managing its cash.
Buybacks & Dividends
It's not uncommon for companies to distribute more and more cash to
shareholders as they mature. Bigger companies have less growth
opportunities and compete in crowded markets, so they plow back
less of their earnings into the company and more into shareholders'
wallets. And dividends, along with stock buybacks, are the quickest
and surest way to return value to shareholders.
When a company actually buys back its shares, it has a direct
benefit in that it reduces the number of shares outstanding. This
means that earnings are divided among fewer shares. In other words,
your piece of the pie just got bigger.
If a company has the excess funds and their stock is undervalued,
buybacks can add tremendous value over time. But make no mistake:
stock buybacks don't always add value. In fact, history shows that
companies are often bad at timing their repurchases, buying when
their share price is high.
The cash allocated to their overvalued stock would have been better
spent investing for growth, paying a higher dividend, or just
leaving it in the bank.
So make sure the underlying business is sound and the stock is
reasonably priced before investing in a company that's buying back
its own stock.
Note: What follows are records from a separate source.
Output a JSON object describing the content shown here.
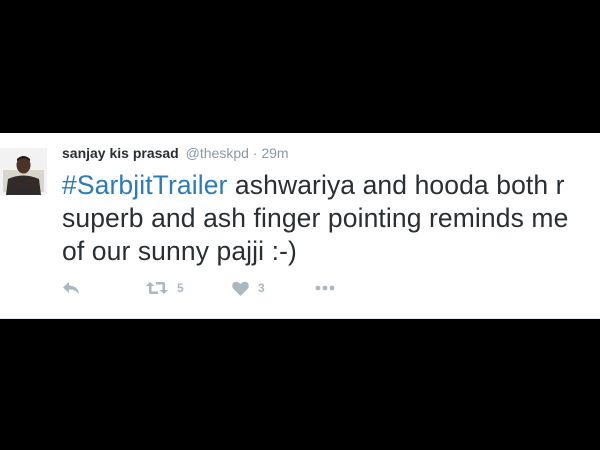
{
  "tweet": {
    "display_name": "sanjay kis prasad",
    "handle": "@theskpd",
    "separator": "·",
    "time": "29m",
    "hashtag": "#SarbjitTrailer",
    "text": " ashwariya and hooda both r superb and ash finger pointing reminds me of our sunny pajji :-)",
    "actions": {
      "reply_icon": "reply-icon",
      "retweet_icon": "retweet-icon",
      "retweet_count": "5",
      "like_icon": "heart-icon",
      "like_count": "3",
      "more_icon": "more-icon"
    }
  },
  "colors": {
    "background": "#000000",
    "card": "#ffffff",
    "hashtag": "#2b7bb9",
    "muted": "#8899a6",
    "action": "#aab8c2"
  }
}
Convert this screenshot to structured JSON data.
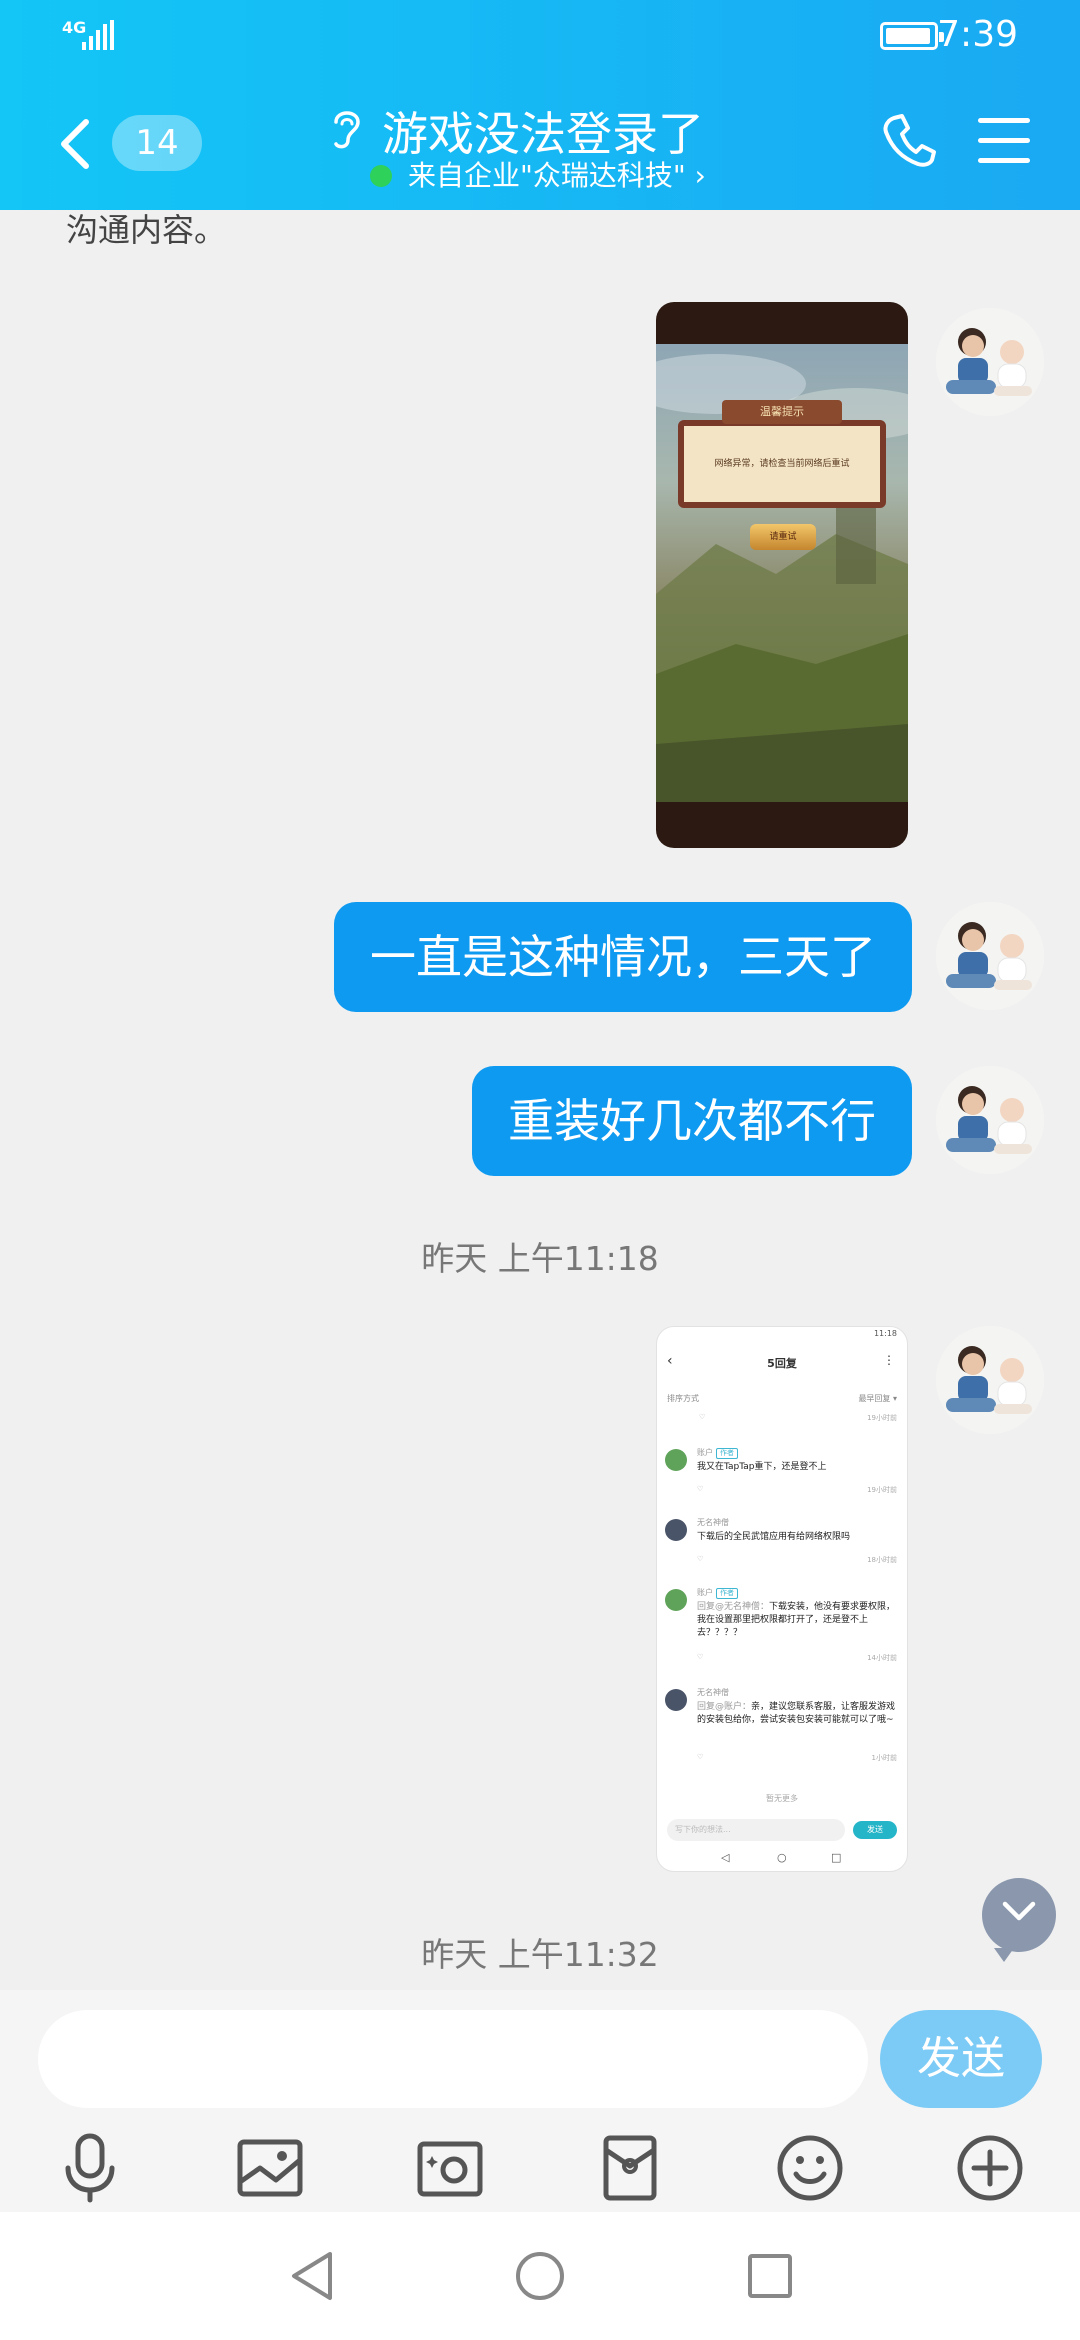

Because all the buybacks in the world won't save a
company headed off a cliff.
4 Shareholder-Friendly Companies
With that in mind, here are 4 solid, shareholder-friendly companies
generating strong free cash flow, raising their dividends and
buying back stock:
Free Cash Flow (Trailing Twelve Months): $14,618 million (8.5% of
Share Buybacks (Trailing Twelve Months): $10,750 million (74% of
Dividends Paid (Trailing Twelve Months): $1,980 million (14% of
5-year Compound Annual Growth Rate (CAGR) in Dividends: 19%
Free Cash Flow (TTM): $1,321 million (6.4% of market cap)
Share Buybacks (TTM): $1,607 million (122% of FCF)
Dividends Paid (TTM): $345 million (26% of FCF)
5-year CAGR in Dividends: 13%
Free Cash Flow (TTM): $7,730 million (6.2% of market cap)
Share Buybacks (TTM): $4,610 million (60% of FCF)
Dividends Paid (TTM): $2,055 million (27% of FCF)
5-year CAGR in Dividends: 17%
Free Cash Flow (TTM): $3,239 million (6.3% of market cap)
Share Buybacks (TTM): $3,547 million (110% of FCF)
Dividends Paid (TTM): $723 million (22% of FCF)
5-year CAGR in Dividends: 16%
The Bottom Line
Companies have several options when it comes to deploying their
excess cash. These 4 cash machines are choosing to return value to
shareholders through generous dividends and big stock buybacks.
Todd Bunton, CFA is the Growth & Income Stock Strategist
and Editor of the
Income Plus Investor service
Want More of Our Best Recommendations?
Zacks Executive VP, Steve Reitmeister, knows when key trades are
about to be triggered and which of our experts has the hottest
hand. Then each week he hand-selects the most compelling trades and
serves them up to you in a new program called
GOOGLE INC-CL A (GOOG): Free Stock Analysis
LOWES COS (LOW): Free Stock Analysis Report
MACYS INC (M): Free Stock Analysis Report
ORACLE CORP (ORCL): Free Stock Analysis Report
QUALCOMM INC (QCOM): Free Stock Analysis Report
To read this article on Zacks.com click here.